▸ **Task inputs**:
————————

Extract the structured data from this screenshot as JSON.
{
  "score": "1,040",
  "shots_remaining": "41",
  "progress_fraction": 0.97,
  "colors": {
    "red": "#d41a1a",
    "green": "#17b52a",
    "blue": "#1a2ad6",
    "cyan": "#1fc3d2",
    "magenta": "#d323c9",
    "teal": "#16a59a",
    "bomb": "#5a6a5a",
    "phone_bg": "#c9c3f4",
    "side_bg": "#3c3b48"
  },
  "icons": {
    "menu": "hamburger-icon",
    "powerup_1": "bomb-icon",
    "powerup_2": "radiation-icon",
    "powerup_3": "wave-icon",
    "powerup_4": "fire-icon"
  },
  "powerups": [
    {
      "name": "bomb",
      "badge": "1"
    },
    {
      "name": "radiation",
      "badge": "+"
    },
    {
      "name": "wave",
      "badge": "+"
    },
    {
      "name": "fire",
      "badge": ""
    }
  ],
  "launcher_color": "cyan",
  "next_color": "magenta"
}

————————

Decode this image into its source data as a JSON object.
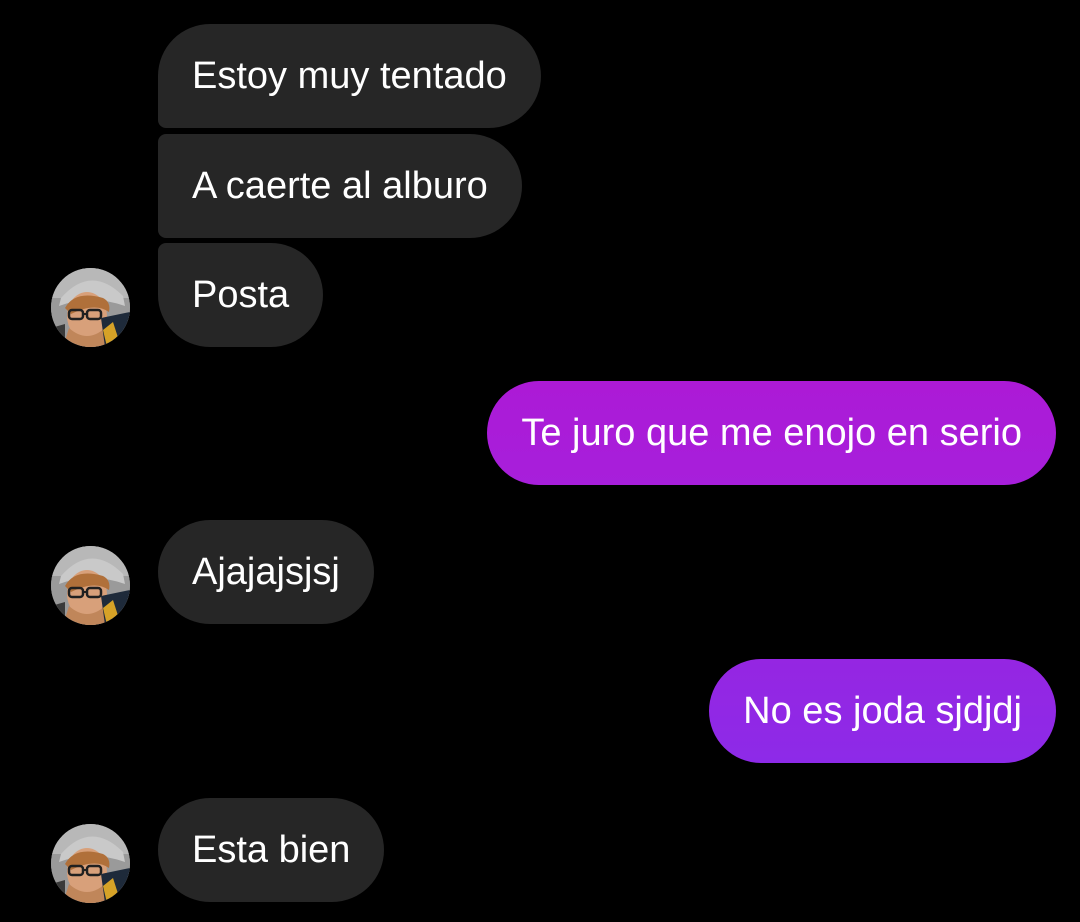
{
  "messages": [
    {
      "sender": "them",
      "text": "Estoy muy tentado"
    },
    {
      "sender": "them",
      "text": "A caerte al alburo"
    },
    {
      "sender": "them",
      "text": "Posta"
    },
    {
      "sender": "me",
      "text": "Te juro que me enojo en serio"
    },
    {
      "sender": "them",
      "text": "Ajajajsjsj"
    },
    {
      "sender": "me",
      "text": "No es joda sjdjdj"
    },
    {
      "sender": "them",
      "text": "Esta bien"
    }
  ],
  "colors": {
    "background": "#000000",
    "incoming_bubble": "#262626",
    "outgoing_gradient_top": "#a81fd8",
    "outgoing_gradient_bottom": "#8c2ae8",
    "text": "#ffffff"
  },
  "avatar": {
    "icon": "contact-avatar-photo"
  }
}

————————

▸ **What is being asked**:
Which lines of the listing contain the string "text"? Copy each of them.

▸ **Result for this exercise**:
      "text": "Estoy muy tentado"
      "text": "A caerte al alburo"
      "text": "Posta"
      "text": "Te juro que me enojo en serio"
      "text": "Ajajajsjsj"
      "text": "No es joda sjdjdj"
      "text": "Esta bien"
    "text": "#ffffff"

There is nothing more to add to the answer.